  1. I followed your instruction and it worked for me, i can contact my clients now. But is there a possiblity that you cant message Servers? or might it be just a silly mistake i made.


  2. After sometime Automatically Closing my Sending Messages to all currently logged on AD Users. But I Need Message will not be closed automatically. Message will be stay until user close the message.


  3. I want to send Messages from my Active Directory Server to all currently logged on Users.
    My Active Directory Server is Windows 2012 R2 & Client Operating Systems are Win7, win8 & Win10.
    You are requested to provide me the resource about the process of this task.


  4. Hi,
    Thank you for posting this.
    What if I want to send the message to a specific group of domain users (I do not know their computer account name)?


  5. Thanks for your post, I am wanting users to be able to send a message to all logged on users that are domain members. In Windows Server 2008R2 a user with standard permissions was able to do this, however it appears that only domain admins can invoke the msg.exe command to send messages.

    I have contacted MS about this and they seem to agree that standard users can not use the msg.exe command. Have you experienced this?

    What I want is to develop a basic batch file that, when executed by clicking a shortcut in the taskbar, will send a message to all logged on users that the person who executed the command is in distress and needs assistance. It worked well in Server 2008R2 but I cant for the life of me get it to work in Server 2016.

    The command I used was:

    msg * “HELP Feeling Threatened”

    It sent all logged on domain users that message and also showed who it came from.

    Wondering if you have any ideas?




    • Sorry, no ideas. But you can try to run your Help Message as an administrator and store the password for this account encrypted. More about this in my Article Protect-CmsMessage (Public Key/Private Key)
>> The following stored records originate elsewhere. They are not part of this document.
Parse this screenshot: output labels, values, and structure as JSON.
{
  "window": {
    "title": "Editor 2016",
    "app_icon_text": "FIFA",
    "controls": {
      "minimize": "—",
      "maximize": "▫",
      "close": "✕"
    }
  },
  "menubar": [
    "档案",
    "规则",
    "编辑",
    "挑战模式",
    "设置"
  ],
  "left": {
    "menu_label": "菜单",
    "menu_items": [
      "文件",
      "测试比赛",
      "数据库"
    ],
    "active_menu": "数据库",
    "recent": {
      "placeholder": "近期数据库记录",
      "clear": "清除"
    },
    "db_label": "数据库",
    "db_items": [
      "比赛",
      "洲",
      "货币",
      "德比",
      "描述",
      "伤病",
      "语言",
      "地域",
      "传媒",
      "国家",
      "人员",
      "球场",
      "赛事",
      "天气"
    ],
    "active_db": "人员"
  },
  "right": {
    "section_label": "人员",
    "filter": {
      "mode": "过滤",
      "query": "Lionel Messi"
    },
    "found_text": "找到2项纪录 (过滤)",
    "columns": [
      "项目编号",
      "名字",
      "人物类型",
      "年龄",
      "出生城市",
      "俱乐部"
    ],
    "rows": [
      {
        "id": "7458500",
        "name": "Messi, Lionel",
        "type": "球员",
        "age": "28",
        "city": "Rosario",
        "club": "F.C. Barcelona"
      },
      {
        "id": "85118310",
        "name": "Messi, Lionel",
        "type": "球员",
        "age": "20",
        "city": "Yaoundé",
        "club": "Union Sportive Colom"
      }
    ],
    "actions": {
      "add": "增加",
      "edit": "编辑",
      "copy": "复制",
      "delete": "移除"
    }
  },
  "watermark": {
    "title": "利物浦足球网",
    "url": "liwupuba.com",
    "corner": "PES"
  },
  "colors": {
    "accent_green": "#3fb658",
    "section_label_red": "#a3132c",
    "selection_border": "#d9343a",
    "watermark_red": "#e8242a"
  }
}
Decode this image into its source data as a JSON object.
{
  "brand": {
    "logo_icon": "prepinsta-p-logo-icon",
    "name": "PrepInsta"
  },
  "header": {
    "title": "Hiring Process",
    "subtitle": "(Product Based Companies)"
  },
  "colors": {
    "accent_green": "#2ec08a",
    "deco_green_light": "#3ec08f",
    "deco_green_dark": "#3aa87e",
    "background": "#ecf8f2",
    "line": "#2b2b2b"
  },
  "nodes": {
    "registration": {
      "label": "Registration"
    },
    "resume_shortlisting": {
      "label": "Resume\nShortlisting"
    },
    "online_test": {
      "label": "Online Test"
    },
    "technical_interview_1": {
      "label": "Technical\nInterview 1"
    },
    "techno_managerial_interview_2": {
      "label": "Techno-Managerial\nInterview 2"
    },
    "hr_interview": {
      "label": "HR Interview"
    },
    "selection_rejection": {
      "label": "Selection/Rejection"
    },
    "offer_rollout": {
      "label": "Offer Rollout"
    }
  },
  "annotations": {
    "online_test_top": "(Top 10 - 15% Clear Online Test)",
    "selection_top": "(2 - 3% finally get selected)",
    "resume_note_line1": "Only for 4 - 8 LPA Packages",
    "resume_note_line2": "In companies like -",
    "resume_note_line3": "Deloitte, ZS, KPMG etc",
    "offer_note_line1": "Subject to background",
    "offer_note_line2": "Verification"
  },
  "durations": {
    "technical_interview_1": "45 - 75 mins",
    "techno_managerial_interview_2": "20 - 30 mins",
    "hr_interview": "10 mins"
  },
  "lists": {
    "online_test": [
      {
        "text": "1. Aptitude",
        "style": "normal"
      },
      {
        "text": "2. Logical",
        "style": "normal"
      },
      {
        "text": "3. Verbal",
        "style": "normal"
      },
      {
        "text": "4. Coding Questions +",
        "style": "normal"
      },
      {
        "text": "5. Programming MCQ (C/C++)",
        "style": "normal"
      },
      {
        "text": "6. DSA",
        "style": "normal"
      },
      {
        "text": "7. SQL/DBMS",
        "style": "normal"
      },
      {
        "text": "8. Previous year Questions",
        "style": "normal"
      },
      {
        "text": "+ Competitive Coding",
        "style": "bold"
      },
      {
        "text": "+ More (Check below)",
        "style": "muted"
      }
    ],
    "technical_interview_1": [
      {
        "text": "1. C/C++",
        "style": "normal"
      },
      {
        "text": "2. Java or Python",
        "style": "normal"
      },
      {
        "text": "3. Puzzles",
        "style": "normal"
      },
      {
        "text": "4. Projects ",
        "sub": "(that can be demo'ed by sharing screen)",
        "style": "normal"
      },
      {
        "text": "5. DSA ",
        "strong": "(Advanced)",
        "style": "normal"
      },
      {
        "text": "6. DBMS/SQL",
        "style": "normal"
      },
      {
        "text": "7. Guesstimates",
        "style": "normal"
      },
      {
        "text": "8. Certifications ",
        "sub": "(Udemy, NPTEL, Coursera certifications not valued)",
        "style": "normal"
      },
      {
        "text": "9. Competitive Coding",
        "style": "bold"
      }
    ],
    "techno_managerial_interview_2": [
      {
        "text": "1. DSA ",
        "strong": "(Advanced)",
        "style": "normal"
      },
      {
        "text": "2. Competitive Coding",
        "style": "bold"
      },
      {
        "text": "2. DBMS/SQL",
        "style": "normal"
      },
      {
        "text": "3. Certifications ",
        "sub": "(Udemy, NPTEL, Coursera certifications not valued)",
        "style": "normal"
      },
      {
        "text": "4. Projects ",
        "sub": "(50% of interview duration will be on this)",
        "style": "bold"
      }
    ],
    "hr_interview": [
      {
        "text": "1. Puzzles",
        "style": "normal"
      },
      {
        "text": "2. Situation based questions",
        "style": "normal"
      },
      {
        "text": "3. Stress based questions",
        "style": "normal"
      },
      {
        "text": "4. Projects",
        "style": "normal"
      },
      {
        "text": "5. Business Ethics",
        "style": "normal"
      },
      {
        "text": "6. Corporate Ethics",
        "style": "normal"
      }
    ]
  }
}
      All the best,


  6. all prerequisite setup i have tried but its not working.

    In 2016 AD server.
    run this command in power shell:

    (Get-ADComputer -SearchBase “OU=Division,DC=test,DC=com” -Filter *).Name | Foreach-Object {Invoke-Command -ComputerName $_ {msg * “This is Test Message”}}

    error message showing:

    [PROXY] Connecting to remote server PROXY failed with the following error message : The WinRM client cannot process the request because the server name cannot be resolved. For more
    information, see the about_Remote_Troubleshooting Help topic.
    + CategoryInfo : OpenError: (PROXY:String) [], PSRemotingTransportException
    + FullyQualifiedErrorId : ComputerNotFound,PSSessionStateBroken

    is there any idea to resolve this issue

    thanks a lot


    • Hi!


      The error message says that the name (DNS Name) could not be resolved. Try to ping the Computer by name.

      Thank you for the comment.
      I would recommend checking Windows Firewall and most importantly the WinRM Settings.
      Note the prerequisites in the article. You have to enable remote Management on Windows Client Operating Systems.

      All the best,


Leave a Reply to Jannis Cancel reply

Fill in your details below or click an icon to log in: Logo

You are commenting using your account. Log Out /  Change )

Facebook photo

You are commenting using your Facebook account. Log Out /  Change )

Connecting to %s

This site uses Akismet to reduce spam. Learn how your comment data is processed.